Although it has solely been accessible to the general public since April, and isn’t but absolutely purposeful, the atlas has additional details about Japanese knotweed areas.
The map reveals greater than 43,000 historic information for the plant, going again to 1900.
However Purba Choudhury, communications officer for the NBN, says that if there aren’t any information in your space, that does not assure its absence.
“Conversely, the report you’re seeing is perhaps an outdated report, and the Japanese knotweed may need been eliminated because the report was uploaded,” she says.
Click here to view full NBN map of the UK, then zoom in to your space
The South Wales part of the NBN map (above) reveals how knotweed spreads alongside the course of rivers and canals.
In such areas tiny fragments of knotweed float downstream, and rapidly set up themselves elsewhere.
What if I discover knotweed?
Making an attempt to destroy Japanese knotweed by your self is nearly inconceivable.
That’s as a result of the roots, or rhizomes, unfold quickly underground, and may regenerate from tiny quantities of fabric. In truth it could actually develop on the price of 10cm a day throughout the summer season.
“Digging it out of the bottom can simply unfold it terribly,” warns Stephen Hodgson, the chief govt of the Property Care Affiliation (PCA).
“In case you’ve obtained it in your backyard, both go away it alone, or deal with it correctly.”
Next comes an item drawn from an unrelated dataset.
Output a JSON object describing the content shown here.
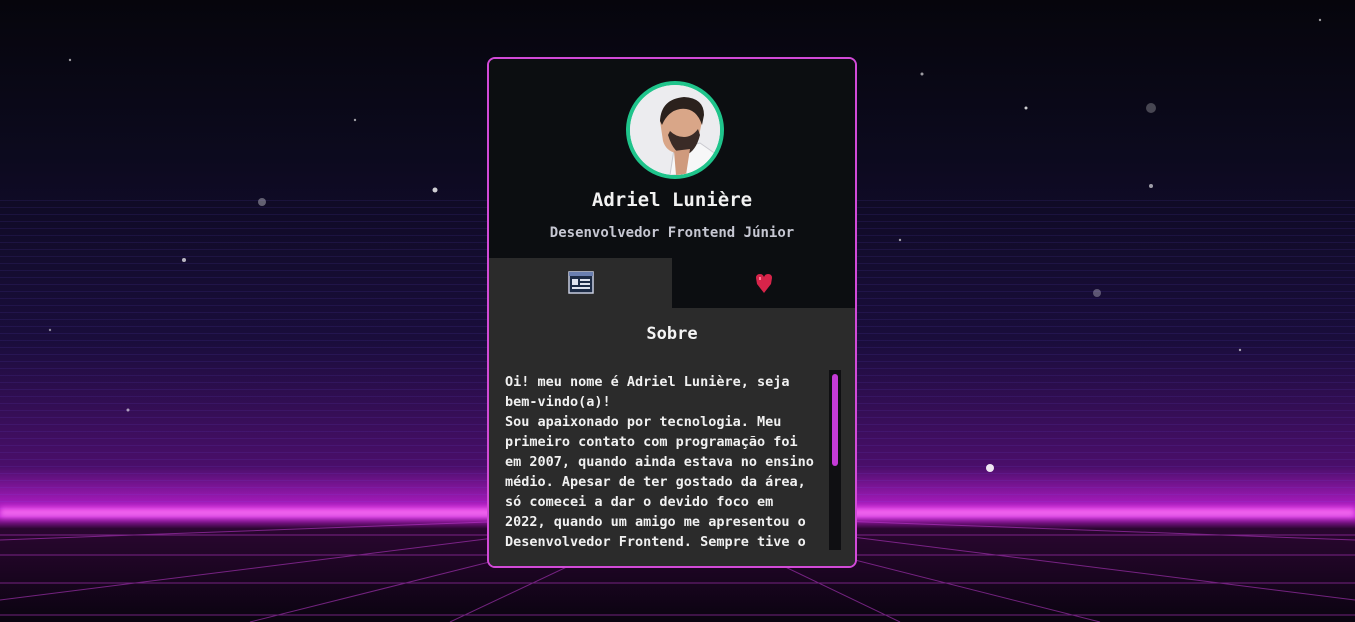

The recommendation is as follows:
- Don’t attempt to dig it up: Tiny root fragments can regenerate into one other plant
- In case you reduce down the branches, eliminate them on-site. Compost individually, ideally on plastic sheets
- Don’t take it to your native council dump. It wants specialist waste administration
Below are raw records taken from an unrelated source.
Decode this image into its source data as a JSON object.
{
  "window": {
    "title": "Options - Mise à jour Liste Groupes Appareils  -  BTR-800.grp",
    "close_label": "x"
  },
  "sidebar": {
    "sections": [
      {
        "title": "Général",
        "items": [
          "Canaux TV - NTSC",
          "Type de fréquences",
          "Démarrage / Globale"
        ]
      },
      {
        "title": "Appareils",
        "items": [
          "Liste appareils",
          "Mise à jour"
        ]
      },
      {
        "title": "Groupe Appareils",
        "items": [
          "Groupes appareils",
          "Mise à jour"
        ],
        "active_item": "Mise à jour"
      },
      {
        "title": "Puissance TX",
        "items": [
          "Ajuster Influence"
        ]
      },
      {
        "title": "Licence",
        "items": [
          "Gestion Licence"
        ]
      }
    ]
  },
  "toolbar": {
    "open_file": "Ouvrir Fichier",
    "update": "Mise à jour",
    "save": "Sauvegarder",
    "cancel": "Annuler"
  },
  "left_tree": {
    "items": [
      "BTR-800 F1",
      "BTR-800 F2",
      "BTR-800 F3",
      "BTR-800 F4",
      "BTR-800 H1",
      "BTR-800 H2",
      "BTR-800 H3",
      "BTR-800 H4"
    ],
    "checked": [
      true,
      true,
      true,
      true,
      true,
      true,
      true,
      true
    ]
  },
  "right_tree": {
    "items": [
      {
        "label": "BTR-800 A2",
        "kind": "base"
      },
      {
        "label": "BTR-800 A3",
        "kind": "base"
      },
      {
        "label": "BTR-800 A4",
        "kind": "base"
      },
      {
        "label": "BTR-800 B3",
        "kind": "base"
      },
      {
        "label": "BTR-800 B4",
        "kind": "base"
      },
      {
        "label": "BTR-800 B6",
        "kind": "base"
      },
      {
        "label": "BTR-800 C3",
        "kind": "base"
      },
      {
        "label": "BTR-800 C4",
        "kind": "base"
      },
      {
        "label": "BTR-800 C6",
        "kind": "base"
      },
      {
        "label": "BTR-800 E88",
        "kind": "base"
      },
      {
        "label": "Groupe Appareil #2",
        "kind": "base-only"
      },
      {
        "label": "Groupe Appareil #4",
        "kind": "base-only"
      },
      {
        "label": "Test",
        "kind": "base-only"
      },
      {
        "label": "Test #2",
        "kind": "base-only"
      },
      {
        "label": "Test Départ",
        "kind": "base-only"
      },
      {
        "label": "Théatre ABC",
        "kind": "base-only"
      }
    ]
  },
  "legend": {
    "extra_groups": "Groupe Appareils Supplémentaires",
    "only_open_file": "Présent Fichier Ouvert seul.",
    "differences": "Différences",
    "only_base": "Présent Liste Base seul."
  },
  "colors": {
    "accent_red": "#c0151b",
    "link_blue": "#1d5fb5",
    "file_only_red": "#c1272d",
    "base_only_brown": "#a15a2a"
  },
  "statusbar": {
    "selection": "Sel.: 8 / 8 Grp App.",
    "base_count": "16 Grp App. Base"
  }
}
- Don’t eliminate it within the countryside. That is in opposition to the legislation
- Don’t unfold the soil. Earth inside seven horizontal meters of a plant may be contaminated
- Take recommendation from the Invasive Non-Native Specialists Affiliation (INNSA) or the Property Care Affiliation (PCA) on native elimination contractors. Many therapies do not work
In an experiment being performed in South Wales, 1000’s of plant lice had been launched final summer season, within the hopes that they’d assist destroy among the knotweed alongside river banks.
However in any other case the accepted best-practice therapy is for professionals to inject the plant with industrial-strength weed killer glyphosate.
David Layland, the joint managing director of Japanese Knotweed Management, based mostly in Stockport, says it’s the solely factor that works.
“As soon as we inject into it, it transfers into the basis system fairly rapidly, after which it binds with the roots. Over time, it rots away into the subsoil.”
However skilled therapy is dear, beginning at about £2,500, and going upwards to £30,000 for a serious infestation.
Court docket case
Simply as huge a fear for a lot of home-owners is the invention that your neighbour has Japanese knotweed on his or her property, and refuses to do something about it.
However below the 2014 Anti-Social Behaviour, Crime and Policing Act, native councils or police forces can now problem a Neighborhood Safety Discover (CPN), forcing neighbours to take motion, and fining them if they do not.
“I feel when they’re enforced – and they’re beginning to be enforced – CPNs are very efficient,” says Stephen Hodgson.
“However they’re, and needs to be, a measure of final resort.”
Within the meantime judges on the Court docket of Enchantment are gearing as much as present an vital precedent on who ought to pay if a landowner permits knotweed to encroach on someone else’s property.
Subsequent yr they are going to rule on the case of Williams v Network Rail – after two owners in South Wales had been awarded £15,000 to compensate them for knotweed which had unfold into their gardens.